GIVEN RECORDS —
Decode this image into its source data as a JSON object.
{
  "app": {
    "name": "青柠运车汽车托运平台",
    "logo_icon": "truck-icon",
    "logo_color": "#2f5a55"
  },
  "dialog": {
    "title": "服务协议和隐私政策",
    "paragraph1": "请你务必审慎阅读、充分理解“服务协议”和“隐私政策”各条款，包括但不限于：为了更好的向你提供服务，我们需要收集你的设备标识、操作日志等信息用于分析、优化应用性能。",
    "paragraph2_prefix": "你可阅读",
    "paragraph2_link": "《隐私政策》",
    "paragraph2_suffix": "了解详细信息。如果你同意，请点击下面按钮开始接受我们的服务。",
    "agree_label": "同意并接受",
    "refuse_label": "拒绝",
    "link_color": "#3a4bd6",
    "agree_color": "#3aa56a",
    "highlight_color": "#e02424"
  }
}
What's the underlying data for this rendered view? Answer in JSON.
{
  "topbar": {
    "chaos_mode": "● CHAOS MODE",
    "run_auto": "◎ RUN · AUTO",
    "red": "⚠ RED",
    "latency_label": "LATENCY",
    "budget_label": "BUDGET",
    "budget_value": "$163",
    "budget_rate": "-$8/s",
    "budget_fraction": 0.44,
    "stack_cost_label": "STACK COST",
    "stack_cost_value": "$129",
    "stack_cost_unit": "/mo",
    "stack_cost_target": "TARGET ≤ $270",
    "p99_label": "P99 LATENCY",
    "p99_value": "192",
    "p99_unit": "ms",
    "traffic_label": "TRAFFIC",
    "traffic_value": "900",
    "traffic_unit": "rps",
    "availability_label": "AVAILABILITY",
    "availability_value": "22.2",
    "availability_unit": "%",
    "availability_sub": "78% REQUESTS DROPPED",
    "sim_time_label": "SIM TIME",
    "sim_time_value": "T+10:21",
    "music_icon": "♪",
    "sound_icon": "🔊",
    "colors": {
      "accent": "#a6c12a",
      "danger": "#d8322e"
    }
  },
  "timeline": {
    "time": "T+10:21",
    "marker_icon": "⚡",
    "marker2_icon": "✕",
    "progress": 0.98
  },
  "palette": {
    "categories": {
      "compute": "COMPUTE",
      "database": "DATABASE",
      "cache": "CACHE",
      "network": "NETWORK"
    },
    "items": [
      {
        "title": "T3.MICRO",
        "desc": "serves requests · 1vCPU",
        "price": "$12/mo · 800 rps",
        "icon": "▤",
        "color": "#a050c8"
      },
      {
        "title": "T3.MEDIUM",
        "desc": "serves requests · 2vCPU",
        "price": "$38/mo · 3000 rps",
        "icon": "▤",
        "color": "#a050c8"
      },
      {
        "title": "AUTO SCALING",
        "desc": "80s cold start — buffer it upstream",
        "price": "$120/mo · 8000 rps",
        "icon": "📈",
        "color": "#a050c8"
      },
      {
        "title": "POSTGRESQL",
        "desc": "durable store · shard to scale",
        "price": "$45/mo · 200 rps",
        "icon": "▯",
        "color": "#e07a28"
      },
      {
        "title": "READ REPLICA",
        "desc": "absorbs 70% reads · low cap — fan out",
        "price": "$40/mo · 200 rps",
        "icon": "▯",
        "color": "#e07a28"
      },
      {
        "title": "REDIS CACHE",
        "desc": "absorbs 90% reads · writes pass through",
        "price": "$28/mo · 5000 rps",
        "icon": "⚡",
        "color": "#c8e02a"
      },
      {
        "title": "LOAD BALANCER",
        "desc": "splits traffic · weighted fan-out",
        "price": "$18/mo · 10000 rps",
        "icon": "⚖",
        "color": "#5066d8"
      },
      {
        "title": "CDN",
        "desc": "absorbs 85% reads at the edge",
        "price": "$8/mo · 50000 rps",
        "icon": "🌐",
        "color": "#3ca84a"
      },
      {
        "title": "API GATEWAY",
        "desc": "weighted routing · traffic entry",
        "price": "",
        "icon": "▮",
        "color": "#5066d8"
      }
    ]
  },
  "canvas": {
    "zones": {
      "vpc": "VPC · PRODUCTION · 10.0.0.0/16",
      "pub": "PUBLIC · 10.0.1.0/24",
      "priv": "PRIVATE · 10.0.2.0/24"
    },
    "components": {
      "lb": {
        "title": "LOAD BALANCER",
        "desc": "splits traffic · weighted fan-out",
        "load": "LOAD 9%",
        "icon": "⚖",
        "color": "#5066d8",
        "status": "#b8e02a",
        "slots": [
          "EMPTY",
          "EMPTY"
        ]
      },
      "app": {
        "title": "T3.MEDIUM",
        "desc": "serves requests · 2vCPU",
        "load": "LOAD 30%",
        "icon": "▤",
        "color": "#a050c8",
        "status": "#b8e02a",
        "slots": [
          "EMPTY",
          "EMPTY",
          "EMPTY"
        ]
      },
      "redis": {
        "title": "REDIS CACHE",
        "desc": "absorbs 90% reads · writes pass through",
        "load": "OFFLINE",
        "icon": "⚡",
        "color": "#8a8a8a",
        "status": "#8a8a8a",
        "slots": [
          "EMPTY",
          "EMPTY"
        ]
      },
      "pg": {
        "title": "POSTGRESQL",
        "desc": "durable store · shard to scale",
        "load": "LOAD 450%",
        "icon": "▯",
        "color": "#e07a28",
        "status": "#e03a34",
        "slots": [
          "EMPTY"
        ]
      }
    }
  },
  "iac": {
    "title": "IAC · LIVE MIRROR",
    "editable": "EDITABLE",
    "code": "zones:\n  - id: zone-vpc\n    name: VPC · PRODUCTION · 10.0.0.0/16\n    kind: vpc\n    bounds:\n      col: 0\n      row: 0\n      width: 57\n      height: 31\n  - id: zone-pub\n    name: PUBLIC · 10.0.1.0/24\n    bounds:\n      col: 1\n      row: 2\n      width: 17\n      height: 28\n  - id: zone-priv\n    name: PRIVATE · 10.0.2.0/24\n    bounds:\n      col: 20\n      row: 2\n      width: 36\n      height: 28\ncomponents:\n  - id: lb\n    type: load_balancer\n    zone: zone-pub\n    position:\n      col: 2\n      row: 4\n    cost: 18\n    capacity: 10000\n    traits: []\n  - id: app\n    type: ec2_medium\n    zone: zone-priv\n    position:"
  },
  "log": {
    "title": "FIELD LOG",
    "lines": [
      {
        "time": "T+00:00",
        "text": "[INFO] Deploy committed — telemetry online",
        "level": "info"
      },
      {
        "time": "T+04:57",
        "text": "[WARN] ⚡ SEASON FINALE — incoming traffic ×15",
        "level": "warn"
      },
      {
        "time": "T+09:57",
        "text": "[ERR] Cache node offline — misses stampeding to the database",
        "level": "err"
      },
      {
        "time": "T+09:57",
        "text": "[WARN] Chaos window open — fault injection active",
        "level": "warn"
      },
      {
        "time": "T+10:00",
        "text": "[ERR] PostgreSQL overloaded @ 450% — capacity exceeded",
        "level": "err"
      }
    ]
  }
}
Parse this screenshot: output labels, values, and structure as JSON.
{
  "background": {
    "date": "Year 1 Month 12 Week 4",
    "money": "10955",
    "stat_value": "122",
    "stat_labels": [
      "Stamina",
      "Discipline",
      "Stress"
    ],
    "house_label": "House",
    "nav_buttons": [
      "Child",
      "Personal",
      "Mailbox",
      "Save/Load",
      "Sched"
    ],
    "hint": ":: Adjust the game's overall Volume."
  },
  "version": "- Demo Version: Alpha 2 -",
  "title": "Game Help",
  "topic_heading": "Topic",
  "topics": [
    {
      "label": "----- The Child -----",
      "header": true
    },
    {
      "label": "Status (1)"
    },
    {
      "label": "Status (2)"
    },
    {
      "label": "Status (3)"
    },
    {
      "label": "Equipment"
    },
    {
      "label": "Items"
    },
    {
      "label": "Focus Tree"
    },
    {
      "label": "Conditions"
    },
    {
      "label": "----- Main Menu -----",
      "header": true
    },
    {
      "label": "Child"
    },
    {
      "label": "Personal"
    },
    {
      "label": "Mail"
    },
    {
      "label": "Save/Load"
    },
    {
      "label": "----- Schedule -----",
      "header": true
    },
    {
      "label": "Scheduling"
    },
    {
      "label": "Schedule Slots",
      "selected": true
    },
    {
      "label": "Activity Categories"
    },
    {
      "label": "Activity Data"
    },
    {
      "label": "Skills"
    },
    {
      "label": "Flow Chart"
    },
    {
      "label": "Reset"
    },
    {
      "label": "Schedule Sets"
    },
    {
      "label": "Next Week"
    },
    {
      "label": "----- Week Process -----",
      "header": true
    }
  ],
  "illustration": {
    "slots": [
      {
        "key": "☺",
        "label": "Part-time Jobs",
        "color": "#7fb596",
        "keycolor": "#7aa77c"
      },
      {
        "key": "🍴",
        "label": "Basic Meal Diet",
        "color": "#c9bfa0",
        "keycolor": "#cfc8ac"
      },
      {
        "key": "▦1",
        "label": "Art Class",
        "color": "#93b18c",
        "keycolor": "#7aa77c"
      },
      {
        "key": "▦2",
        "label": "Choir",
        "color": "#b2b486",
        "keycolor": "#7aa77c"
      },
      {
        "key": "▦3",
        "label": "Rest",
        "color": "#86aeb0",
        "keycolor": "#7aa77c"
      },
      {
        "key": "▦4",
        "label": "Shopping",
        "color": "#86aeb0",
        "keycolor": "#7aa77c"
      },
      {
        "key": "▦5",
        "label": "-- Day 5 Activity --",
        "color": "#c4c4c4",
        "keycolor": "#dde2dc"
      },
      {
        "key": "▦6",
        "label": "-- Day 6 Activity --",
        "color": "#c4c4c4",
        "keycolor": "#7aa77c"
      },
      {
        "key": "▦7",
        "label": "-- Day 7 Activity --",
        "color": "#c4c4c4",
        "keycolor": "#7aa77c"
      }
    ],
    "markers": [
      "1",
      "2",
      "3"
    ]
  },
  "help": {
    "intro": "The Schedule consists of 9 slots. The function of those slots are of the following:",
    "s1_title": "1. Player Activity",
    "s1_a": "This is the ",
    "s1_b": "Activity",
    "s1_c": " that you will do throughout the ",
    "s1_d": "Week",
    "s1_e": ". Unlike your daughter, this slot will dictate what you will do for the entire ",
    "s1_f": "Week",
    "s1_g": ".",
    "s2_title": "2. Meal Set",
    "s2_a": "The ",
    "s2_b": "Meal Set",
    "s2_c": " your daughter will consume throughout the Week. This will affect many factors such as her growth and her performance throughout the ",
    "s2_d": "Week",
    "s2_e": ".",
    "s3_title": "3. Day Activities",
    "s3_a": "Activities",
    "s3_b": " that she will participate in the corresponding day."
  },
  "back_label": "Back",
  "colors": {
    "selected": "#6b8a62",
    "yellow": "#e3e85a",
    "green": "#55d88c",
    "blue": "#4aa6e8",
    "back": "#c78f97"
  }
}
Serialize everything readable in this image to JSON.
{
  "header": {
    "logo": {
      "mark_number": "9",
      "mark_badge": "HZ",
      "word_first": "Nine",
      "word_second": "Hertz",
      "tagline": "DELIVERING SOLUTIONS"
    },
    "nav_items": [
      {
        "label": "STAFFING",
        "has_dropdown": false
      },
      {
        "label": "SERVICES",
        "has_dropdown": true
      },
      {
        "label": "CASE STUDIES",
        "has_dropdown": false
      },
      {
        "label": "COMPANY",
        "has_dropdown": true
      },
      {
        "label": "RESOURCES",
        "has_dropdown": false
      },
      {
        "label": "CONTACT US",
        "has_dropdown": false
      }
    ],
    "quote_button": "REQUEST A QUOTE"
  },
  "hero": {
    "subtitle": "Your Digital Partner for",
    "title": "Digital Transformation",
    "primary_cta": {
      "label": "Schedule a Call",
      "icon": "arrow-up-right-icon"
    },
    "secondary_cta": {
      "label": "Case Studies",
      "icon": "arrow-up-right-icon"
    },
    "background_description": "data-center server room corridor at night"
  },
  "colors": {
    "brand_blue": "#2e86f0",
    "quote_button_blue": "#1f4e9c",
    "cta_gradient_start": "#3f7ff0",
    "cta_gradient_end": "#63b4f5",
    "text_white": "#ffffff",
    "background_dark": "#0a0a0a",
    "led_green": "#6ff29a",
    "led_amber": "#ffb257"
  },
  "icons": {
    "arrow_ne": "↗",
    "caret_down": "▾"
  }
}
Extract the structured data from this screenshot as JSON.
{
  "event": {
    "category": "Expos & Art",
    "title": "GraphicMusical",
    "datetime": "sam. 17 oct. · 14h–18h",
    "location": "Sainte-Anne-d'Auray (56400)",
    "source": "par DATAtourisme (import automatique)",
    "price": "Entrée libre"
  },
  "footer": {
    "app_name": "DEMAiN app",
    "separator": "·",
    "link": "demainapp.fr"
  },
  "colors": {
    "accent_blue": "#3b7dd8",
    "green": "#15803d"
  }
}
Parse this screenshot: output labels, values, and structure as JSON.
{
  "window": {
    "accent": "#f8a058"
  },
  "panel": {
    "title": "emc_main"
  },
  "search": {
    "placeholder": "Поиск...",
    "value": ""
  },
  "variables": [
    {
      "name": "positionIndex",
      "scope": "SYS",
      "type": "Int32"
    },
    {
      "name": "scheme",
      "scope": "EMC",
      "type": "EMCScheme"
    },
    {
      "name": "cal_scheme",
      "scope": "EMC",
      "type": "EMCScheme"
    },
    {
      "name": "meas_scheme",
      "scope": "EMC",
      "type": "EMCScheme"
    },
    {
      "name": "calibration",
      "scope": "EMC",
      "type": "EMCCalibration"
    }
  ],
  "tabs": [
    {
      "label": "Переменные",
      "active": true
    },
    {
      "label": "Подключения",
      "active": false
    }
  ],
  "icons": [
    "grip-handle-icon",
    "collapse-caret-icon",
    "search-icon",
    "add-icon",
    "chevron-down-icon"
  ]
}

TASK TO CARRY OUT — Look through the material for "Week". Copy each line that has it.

ANSWER TO THIS EXERCISE —
    "date": "Year 1 Month 12 Week 4",
      "label": "Next Week"
      "label": "----- Week Process -----",
    "s1_d": "Week",
    "s1_f": "Week",
    "s2_c": " your daughter will consume throughout the Week. This will affect many factors such as her growth and her performance throughout the ",
    "s2_d": "Week",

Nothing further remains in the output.